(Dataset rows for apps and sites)
★ ★ ★ ★ ★

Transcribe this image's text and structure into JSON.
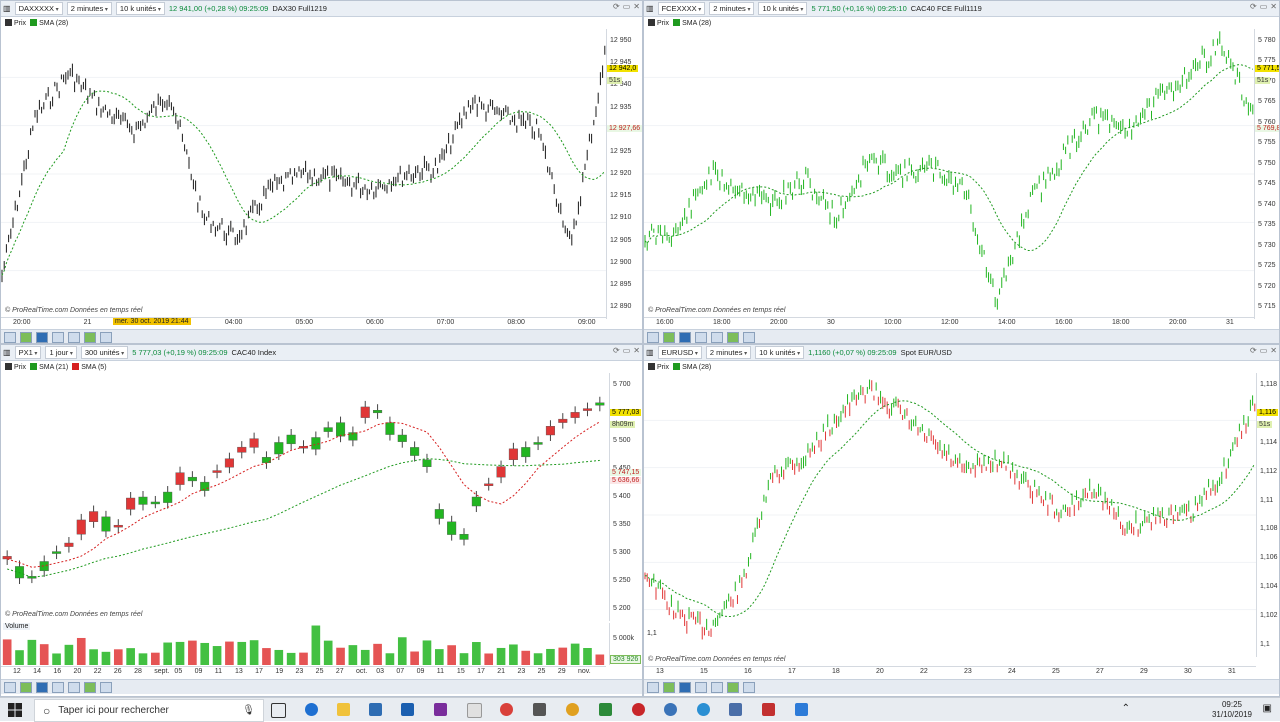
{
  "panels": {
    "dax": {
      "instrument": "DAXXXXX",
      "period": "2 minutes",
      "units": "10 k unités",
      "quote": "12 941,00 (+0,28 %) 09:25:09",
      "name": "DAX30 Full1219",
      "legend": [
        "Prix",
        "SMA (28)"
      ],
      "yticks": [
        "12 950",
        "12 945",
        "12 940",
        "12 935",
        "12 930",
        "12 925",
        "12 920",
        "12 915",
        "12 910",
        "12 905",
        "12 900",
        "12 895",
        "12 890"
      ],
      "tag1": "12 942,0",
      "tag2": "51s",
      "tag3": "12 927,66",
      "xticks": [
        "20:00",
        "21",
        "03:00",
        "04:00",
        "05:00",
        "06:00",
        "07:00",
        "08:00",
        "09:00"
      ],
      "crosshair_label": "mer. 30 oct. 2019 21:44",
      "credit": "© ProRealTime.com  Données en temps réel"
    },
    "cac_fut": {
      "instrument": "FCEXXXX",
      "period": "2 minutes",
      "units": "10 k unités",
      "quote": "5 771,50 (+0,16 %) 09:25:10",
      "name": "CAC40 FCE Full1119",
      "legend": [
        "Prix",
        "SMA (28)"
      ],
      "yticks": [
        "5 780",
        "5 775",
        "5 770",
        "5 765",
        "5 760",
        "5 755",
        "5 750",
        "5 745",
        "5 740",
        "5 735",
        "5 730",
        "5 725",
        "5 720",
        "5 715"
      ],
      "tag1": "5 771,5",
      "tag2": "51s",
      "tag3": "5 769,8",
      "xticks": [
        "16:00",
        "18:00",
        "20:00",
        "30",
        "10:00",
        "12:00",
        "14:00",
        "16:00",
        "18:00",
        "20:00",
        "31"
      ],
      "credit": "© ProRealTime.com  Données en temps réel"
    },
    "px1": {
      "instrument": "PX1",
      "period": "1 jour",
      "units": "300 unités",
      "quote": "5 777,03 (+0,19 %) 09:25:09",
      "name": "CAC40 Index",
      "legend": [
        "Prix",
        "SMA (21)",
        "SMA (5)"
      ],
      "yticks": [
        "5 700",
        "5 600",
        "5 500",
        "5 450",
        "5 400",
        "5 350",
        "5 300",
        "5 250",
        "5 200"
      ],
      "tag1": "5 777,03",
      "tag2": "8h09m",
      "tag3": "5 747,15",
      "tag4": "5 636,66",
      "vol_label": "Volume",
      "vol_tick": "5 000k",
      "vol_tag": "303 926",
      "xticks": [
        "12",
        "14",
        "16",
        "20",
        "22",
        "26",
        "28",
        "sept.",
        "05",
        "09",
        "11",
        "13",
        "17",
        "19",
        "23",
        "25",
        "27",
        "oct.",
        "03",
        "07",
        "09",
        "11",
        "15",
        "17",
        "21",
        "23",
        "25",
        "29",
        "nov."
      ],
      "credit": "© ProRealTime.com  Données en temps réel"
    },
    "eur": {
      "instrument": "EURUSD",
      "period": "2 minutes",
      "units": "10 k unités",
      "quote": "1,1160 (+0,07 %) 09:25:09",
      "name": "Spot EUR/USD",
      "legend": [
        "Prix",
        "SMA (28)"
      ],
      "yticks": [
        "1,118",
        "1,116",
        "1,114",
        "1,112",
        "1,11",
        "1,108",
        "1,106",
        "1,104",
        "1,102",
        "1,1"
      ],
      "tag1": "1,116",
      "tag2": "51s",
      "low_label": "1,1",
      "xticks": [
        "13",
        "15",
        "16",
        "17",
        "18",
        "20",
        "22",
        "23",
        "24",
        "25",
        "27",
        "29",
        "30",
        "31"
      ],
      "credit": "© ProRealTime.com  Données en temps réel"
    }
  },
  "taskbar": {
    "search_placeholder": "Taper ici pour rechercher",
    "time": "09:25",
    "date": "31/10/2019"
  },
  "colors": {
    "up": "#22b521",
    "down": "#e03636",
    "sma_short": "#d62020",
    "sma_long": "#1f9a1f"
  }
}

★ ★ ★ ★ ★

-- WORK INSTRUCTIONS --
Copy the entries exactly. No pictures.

-- ANSWER TO THIS PROBLEM --
Transcribe this image's text and structure into JSON.
{
  "panels": {
    "dax": {
      "instrument": "DAXXXXX",
      "period": "2 minutes",
      "units": "10 k unités",
      "quote": "12 941,00 (+0,28 %) 09:25:09",
      "name": "DAX30 Full1219",
      "legend": [
        "Prix",
        "SMA (28)"
      ],
      "yticks": [
        "12 950",
        "12 945",
        "12 940",
        "12 935",
        "12 930",
        "12 925",
        "12 920",
        "12 915",
        "12 910",
        "12 905",
        "12 900",
        "12 895",
        "12 890"
      ],
      "tag1": "12 942,0",
      "tag2": "51s",
      "tag3": "12 927,66",
      "xticks": [
        "20:00",
        "21",
        "03:00",
        "04:00",
        "05:00",
        "06:00",
        "07:00",
        "08:00",
        "09:00"
      ],
      "crosshair_label": "mer. 30 oct. 2019 21:44",
      "credit": "© ProRealTime.com  Données en temps réel"
    },
    "cac_fut": {
      "instrument": "FCEXXXX",
      "period": "2 minutes",
      "units": "10 k unités",
      "quote": "5 771,50 (+0,16 %) 09:25:10",
      "name": "CAC40 FCE Full1119",
      "legend": [
        "Prix",
        "SMA (28)"
      ],
      "yticks": [
        "5 780",
        "5 775",
        "5 770",
        "5 765",
        "5 760",
        "5 755",
        "5 750",
        "5 745",
        "5 740",
        "5 735",
        "5 730",
        "5 725",
        "5 720",
        "5 715"
      ],
      "tag1": "5 771,5",
      "tag2": "51s",
      "tag3": "5 769,8",
      "xticks": [
        "16:00",
        "18:00",
        "20:00",
        "30",
        "10:00",
        "12:00",
        "14:00",
        "16:00",
        "18:00",
        "20:00",
        "31"
      ],
      "credit": "© ProRealTime.com  Données en temps réel"
    },
    "px1": {
      "instrument": "PX1",
      "period": "1 jour",
      "units": "300 unités",
      "quote": "5 777,03 (+0,19 %) 09:25:09",
      "name": "CAC40 Index",
      "legend": [
        "Prix",
        "SMA (21)",
        "SMA (5)"
      ],
      "yticks": [
        "5 700",
        "5 600",
        "5 500",
        "5 450",
        "5 400",
        "5 350",
        "5 300",
        "5 250",
        "5 200"
      ],
      "tag1": "5 777,03",
      "tag2": "8h09m",
      "tag3": "5 747,15",
      "tag4": "5 636,66",
      "vol_label": "Volume",
      "vol_tick": "5 000k",
      "vol_tag": "303 926",
      "xticks": [
        "12",
        "14",
        "16",
        "20",
        "22",
        "26",
        "28",
        "sept.",
        "05",
        "09",
        "11",
        "13",
        "17",
        "19",
        "23",
        "25",
        "27",
        "oct.",
        "03",
        "07",
        "09",
        "11",
        "15",
        "17",
        "21",
        "23",
        "25",
        "29",
        "nov."
      ],
      "credit": "© ProRealTime.com  Données en temps réel"
    },
    "eur": {
      "instrument": "EURUSD",
      "period": "2 minutes",
      "units": "10 k unités",
      "quote": "1,1160 (+0,07 %) 09:25:09",
      "name": "Spot EUR/USD",
      "legend": [
        "Prix",
        "SMA (28)"
      ],
      "yticks": [
        "1,118",
        "1,116",
        "1,114",
        "1,112",
        "1,11",
        "1,108",
        "1,106",
        "1,104",
        "1,102",
        "1,1"
      ],
      "tag1": "1,116",
      "tag2": "51s",
      "low_label": "1,1",
      "xticks": [
        "13",
        "15",
        "16",
        "17",
        "18",
        "20",
        "22",
        "23",
        "24",
        "25",
        "27",
        "29",
        "30",
        "31"
      ],
      "credit": "© ProRealTime.com  Données en temps réel"
    }
  },
  "taskbar": {
    "search_placeholder": "Taper ici pour rechercher",
    "time": "09:25",
    "date": "31/10/2019"
  },
  "colors": {
    "up": "#22b521",
    "down": "#e03636",
    "sma_short": "#d62020",
    "sma_long": "#1f9a1f"
  }
}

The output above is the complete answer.